The Term de Fronsac, at the highest point of this area, has been inhabited for many centuries. Under Charlemagne, an impressive fortress was built, which long protected the locals from barbarian invasions.
Henry IV made Fronsac the centre of his dukedom. On the ruins of the fortress, which was destroyed in 1623, the Duke of Richelieu-who was also Duke of Fronsac-built a charming Italian folly, where elegant, witty parties were held. As a result of these, many of the country's most important figures came to think highly of Fronsac's wines.

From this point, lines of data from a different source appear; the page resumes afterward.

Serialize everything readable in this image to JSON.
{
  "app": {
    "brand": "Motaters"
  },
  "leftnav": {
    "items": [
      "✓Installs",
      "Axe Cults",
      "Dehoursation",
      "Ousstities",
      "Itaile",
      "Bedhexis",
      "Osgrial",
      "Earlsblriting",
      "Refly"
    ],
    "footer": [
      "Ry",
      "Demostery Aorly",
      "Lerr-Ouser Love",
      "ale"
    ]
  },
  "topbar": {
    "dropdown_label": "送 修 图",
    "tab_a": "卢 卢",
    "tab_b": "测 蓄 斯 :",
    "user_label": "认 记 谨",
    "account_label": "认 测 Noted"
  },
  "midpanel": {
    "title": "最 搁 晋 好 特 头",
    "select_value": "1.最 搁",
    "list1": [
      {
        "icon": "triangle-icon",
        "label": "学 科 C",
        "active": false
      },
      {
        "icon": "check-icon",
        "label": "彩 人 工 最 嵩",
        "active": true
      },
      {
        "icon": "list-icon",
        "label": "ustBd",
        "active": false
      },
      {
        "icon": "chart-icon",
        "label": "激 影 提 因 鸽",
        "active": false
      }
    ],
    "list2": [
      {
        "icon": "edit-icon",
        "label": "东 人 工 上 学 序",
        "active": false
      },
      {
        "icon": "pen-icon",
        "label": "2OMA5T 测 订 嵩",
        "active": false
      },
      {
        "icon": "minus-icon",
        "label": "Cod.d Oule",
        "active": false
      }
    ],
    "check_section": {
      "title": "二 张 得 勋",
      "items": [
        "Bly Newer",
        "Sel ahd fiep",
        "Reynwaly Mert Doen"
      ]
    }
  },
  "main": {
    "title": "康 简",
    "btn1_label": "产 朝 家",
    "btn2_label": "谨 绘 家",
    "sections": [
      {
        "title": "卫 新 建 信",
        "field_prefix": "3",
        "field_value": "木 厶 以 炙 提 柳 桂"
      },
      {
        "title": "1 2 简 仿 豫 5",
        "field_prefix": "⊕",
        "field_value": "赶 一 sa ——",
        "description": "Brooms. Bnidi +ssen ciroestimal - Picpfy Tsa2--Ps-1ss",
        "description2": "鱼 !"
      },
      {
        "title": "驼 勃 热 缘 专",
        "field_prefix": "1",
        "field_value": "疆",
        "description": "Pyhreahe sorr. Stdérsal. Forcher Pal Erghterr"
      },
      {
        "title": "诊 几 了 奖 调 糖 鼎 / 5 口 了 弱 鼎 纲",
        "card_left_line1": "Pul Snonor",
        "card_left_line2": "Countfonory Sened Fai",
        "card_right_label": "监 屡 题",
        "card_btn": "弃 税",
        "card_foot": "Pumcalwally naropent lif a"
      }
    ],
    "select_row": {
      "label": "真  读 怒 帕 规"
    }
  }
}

Because of their particularly favorable locations, their terrou", and a microclimate extremely well suited to wine-growing, six towns (Fronsac, La Riviere, Saint-Cermain-la-Riviere, Saint-Michel-de-Fronsac, Sainr-Aignan, and Saillans) plus some parts of Galgon benefit from the specific Fronsac AOC.
This is a very big name for such a small french winegrowing area of only 800 hectares. Wine-growing here takes place on a small area with a ferruginous soil. The soil varies greatly: it is sandy in the vicinity of Libourne, gravel-bearing sand and clay to the west, gravel-bearing clay in the centre, and ravelbearing sand to the north. Despite this variety of soils the French wines of Pomerol are clearly all offspring of the same family.
The French wine Pomerol is at the same time full, powerful, and supple, and very fruity with blackberry, cherry, raspberry, and plum dominant, sometimes tending towards preserved or dried fruit in the best years. Other recognisable aromas in top Pomerols include violet, iris, vanilla, spices, toast, game, leather, tobacco, cocoa, coffee, liquorice, and sometimes also cinnamon (Petrus), and truffle.